# [Assigned task]
Every line of the data is to be output verbatim.

───── Data under study ─────

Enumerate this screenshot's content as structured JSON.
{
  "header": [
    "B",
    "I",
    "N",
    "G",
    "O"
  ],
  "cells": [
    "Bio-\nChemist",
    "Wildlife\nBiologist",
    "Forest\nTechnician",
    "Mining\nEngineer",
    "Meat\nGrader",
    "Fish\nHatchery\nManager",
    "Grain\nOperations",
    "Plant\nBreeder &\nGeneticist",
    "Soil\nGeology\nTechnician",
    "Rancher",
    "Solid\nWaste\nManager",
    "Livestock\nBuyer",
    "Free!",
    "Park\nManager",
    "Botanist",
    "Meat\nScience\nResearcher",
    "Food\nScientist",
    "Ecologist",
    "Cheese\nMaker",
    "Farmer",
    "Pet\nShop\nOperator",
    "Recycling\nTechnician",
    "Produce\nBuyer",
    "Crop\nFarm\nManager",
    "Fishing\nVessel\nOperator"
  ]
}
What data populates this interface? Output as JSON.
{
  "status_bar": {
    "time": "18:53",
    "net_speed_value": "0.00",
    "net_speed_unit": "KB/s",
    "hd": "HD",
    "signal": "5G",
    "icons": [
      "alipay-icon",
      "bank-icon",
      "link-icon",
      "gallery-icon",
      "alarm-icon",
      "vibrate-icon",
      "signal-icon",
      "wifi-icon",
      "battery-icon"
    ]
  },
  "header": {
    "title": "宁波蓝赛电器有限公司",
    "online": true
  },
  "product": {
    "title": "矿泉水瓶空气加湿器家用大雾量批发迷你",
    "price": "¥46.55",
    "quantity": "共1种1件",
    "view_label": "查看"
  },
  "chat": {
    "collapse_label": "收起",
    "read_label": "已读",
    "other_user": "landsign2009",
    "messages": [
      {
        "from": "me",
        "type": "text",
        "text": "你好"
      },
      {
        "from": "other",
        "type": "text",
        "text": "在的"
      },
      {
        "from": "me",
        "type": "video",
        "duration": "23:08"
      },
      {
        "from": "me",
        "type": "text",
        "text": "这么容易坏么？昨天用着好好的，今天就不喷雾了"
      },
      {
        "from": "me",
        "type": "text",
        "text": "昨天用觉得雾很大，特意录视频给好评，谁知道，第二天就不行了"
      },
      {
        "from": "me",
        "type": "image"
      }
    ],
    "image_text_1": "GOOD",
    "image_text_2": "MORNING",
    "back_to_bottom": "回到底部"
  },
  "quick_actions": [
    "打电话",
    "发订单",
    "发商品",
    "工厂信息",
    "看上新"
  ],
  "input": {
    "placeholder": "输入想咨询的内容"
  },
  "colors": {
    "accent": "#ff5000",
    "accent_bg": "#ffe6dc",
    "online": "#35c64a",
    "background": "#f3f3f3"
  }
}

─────

# [Solution]
Enumerate this screenshot's content as structured JSON.
{
  "header": [
    "B",
    "I",
    "N",
    "G",
    "O"
  ],
  "cells": [
    "Bio-\nChemist",
    "Wildlife\nBiologist",
    "Forest\nTechnician",
    "Mining\nEngineer",
    "Meat\nGrader",
    "Fish\nHatchery\nManager",
    "Grain\nOperations",
    "Plant\nBreeder &\nGeneticist",
    "Soil\nGeology\nTechnician",
    "Rancher",
    "Solid\nWaste\nManager",
    "Livestock\nBuyer",
    "Free!",
    "Park\nManager",
    "Botanist",
    "Meat\nScience\nResearcher",
    "Food\nScientist",
    "Ecologist",
    "Cheese\nMaker",
    "Farmer",
    "Pet\nShop\nOperator",
    "Recycling\nTechnician",
    "Produce\nBuyer",
    "Crop\nFarm\nManager",
    "Fishing\nVessel\nOperator"
  ]
}
What data populates this interface? Output as JSON.
{
  "status_bar": {
    "time": "18:53",
    "net_speed_value": "0.00",
    "net_speed_unit": "KB/s",
    "hd": "HD",
    "signal": "5G",
    "icons": [
      "alipay-icon",
      "bank-icon",
      "link-icon",
      "gallery-icon",
      "alarm-icon",
      "vibrate-icon",
      "signal-icon",
      "wifi-icon",
      "battery-icon"
    ]
  },
  "header": {
    "title": "宁波蓝赛电器有限公司",
    "online": true
  },
  "product": {
    "title": "矿泉水瓶空气加湿器家用大雾量批发迷你",
    "price": "¥46.55",
    "quantity": "共1种1件",
    "view_label": "查看"
  },
  "chat": {
    "collapse_label": "收起",
    "read_label": "已读",
    "other_user": "landsign2009",
    "messages": [
      {
        "from": "me",
        "type": "text",
        "text": "你好"
      },
      {
        "from": "other",
        "type": "text",
        "text": "在的"
      },
      {
        "from": "me",
        "type": "video",
        "duration": "23:08"
      },
      {
        "from": "me",
        "type": "text",
        "text": "这么容易坏么？昨天用着好好的，今天就不喷雾了"
      },
      {
        "from": "me",
        "type": "text",
        "text": "昨天用觉得雾很大，特意录视频给好评，谁知道，第二天就不行了"
      },
      {
        "from": "me",
        "type": "image"
      }
    ],
    "image_text_1": "GOOD",
    "image_text_2": "MORNING",
    "back_to_bottom": "回到底部"
  },
  "quick_actions": [
    "打电话",
    "发订单",
    "发商品",
    "工厂信息",
    "看上新"
  ],
  "input": {
    "placeholder": "输入想咨询的内容"
  },
  "colors": {
    "accent": "#ff5000",
    "accent_bg": "#ffe6dc",
    "online": "#35c64a",
    "background": "#f3f3f3"
  }
}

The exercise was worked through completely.